There is a wonderful castle build near Phoenix AZ Called the Mystery Castle. It was made of all recycled materials. and has a great story behind it. I was lucky to visit it when the builder's daughter was still alive. She was a lovely feisty woman. When she saw that I was using a cane at that time, she laughed and used her cane to try to have a bit of a sword fight with me. If you get the chance visit it. It is truly a work of art. http://www.mymysterycastle.com/
8 months ago
Welcome Phil, your socks look they would be great for those of us who have a 7-months-long winter.
8 months ago
My dream has been to build a dome home. I mean since high school, and I'm 62 now. The issue has always been money and physical strength. Maybe one day I will build a dome greenhouse. I have devoted many years to studying plans, but due to divorce, change in income, illness, etc. it just never happened. Now at 62, I find myself feeling like none of my dreams have or will come true.
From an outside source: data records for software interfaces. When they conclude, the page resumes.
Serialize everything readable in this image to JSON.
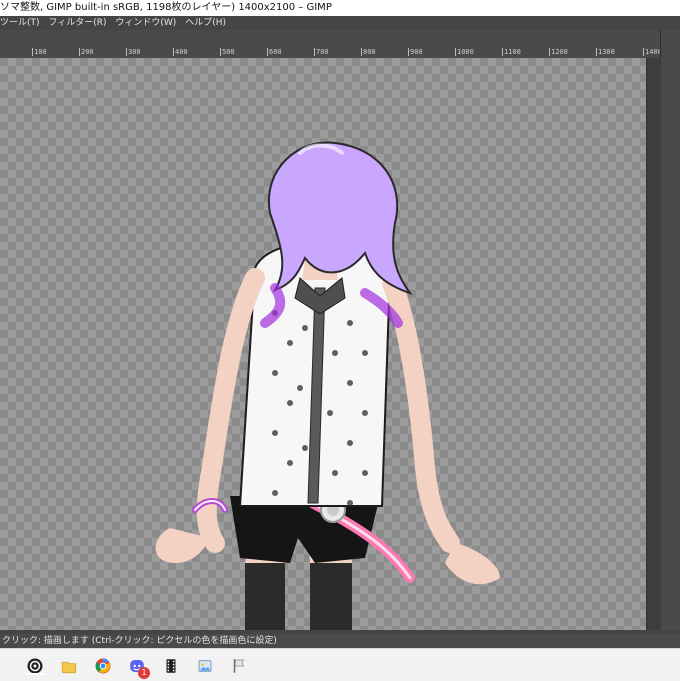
{
  "window": {
    "title": "ソマ整数, GIMP built-in sRGB, 1198枚のレイヤー) 1400x2100 – GIMP"
  },
  "menu": {
    "items": [
      {
        "label": "ツール(T)"
      },
      {
        "label": "フィルター(R)"
      },
      {
        "label": "ウィンドウ(W)"
      },
      {
        "label": "ヘルプ(H)"
      }
    ]
  },
  "ruler": {
    "ticks": [
      "100",
      "200",
      "300",
      "400",
      "500",
      "600",
      "700",
      "800",
      "900",
      "1000",
      "1100",
      "1200",
      "1300",
      "1400"
    ]
  },
  "status": {
    "text": "クリック: 描画します (Ctrl-クリック: ピクセルの色を描画色に設定)"
  },
  "taskbar": {
    "icons": [
      {
        "name": "obs-icon"
      },
      {
        "name": "folder-icon"
      },
      {
        "name": "chrome-icon"
      },
      {
        "name": "discord-icon"
      },
      {
        "name": "film-icon"
      },
      {
        "name": "image-icon"
      },
      {
        "name": "flag-icon"
      }
    ],
    "badge": "1"
  }
}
Sorry to sound depressed, but it is depressing. I do what I can. I can what I grow.
9 months ago